● **Problem details**
Among the lines below, return each one that contains the word "JSON".

BEGIN Data section

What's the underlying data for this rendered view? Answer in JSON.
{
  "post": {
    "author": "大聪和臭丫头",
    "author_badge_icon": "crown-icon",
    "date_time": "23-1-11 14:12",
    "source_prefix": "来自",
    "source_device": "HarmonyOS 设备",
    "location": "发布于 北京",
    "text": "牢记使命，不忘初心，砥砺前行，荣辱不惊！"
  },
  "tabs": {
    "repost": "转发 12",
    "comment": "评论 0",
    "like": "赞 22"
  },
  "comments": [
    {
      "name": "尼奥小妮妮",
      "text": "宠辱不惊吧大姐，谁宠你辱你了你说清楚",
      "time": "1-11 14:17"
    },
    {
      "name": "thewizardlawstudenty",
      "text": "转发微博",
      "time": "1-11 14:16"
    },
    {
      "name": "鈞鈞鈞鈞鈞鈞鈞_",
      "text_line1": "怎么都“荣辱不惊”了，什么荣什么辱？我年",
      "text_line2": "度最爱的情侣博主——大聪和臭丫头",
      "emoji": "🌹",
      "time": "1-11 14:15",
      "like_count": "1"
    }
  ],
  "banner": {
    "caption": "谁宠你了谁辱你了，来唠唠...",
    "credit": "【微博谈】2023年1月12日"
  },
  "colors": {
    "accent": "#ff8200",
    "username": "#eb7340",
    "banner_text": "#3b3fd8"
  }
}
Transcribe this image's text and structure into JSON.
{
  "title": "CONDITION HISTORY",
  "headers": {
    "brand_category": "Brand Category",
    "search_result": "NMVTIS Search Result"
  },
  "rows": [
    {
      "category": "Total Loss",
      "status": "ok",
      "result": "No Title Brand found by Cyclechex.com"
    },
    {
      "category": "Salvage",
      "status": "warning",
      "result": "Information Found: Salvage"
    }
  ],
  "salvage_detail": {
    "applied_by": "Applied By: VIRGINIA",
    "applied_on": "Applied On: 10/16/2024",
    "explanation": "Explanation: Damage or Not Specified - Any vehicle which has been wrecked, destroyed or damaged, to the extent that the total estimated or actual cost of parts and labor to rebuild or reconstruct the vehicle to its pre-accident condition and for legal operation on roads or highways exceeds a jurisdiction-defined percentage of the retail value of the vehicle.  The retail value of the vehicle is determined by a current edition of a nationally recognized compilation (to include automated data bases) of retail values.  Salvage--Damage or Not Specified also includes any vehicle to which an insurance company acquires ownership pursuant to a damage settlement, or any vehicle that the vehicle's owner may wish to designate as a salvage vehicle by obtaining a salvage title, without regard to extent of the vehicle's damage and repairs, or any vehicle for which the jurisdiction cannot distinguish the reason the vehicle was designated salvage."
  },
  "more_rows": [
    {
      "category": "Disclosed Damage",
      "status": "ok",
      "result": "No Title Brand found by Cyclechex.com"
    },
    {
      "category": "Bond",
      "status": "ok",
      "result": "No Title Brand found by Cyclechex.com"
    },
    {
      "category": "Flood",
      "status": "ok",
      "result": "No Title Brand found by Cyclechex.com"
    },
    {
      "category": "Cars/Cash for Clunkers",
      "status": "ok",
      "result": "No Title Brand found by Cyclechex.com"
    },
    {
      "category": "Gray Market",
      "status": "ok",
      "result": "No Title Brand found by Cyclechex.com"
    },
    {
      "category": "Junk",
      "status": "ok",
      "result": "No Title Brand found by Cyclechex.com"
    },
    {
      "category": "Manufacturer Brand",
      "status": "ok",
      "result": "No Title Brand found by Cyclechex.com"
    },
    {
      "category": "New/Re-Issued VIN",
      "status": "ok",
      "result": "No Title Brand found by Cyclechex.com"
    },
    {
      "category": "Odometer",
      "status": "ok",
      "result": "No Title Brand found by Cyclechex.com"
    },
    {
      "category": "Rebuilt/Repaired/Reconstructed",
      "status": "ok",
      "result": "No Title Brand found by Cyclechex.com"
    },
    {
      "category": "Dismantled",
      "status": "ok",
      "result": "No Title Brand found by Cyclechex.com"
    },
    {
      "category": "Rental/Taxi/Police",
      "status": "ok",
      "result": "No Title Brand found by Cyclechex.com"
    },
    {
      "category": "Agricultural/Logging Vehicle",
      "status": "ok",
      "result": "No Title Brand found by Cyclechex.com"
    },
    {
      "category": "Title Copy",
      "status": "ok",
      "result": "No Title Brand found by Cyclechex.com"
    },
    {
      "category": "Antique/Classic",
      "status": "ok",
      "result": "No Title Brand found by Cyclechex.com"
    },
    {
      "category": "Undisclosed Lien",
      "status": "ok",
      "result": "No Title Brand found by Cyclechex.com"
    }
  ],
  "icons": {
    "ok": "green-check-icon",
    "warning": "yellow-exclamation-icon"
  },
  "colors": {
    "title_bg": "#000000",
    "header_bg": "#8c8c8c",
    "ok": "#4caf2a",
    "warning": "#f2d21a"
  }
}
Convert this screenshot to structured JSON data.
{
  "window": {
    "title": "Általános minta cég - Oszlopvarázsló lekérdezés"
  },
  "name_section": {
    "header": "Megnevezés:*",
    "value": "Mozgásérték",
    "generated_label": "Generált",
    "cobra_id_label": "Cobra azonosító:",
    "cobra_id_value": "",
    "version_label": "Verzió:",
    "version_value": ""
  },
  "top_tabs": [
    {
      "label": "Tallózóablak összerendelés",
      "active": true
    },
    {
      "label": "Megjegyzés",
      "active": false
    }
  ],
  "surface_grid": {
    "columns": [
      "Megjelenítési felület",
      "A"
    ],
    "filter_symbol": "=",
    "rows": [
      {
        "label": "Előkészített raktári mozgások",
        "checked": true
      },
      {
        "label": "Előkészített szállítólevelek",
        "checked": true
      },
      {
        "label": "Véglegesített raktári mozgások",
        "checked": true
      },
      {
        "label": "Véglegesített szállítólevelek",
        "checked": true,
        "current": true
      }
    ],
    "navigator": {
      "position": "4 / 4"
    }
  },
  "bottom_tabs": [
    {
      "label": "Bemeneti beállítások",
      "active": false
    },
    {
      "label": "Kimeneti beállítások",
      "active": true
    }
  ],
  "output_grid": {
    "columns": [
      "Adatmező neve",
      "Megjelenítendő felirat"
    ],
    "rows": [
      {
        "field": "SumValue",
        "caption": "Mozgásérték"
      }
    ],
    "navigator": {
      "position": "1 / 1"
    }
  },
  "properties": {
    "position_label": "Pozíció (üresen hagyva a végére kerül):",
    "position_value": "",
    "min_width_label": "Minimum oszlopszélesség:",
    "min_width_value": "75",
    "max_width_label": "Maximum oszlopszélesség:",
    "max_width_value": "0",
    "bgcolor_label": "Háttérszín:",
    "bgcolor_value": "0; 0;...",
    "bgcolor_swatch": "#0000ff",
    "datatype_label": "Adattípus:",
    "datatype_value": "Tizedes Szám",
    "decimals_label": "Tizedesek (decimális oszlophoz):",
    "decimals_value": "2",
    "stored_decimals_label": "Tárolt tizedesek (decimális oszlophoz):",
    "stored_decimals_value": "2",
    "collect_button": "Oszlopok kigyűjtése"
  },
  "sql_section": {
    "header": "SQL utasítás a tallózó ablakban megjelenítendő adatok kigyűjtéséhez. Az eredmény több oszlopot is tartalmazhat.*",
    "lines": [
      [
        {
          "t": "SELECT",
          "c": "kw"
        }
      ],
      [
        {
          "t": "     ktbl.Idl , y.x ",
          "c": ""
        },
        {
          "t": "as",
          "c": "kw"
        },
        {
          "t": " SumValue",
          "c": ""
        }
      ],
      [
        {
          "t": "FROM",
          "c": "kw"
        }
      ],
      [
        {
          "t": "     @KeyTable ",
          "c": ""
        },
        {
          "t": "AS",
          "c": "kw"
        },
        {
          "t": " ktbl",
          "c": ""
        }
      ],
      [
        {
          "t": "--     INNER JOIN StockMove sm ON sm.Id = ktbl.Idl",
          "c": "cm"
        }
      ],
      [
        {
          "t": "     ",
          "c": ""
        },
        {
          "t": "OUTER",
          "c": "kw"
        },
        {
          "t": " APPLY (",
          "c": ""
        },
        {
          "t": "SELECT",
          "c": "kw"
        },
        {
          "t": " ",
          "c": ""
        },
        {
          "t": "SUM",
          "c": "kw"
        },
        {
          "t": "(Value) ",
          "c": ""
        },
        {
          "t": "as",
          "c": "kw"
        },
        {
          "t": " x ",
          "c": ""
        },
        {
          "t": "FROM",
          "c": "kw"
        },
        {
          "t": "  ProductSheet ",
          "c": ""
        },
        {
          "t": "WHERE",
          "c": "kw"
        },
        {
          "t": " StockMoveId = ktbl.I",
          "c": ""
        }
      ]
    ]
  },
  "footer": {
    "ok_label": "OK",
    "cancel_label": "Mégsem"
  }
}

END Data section

● **Result**
What's the underlying data for this rendered view? Answer in JSON.
Transcribe this image's text and structure into JSON.
Convert this screenshot to structured JSON data.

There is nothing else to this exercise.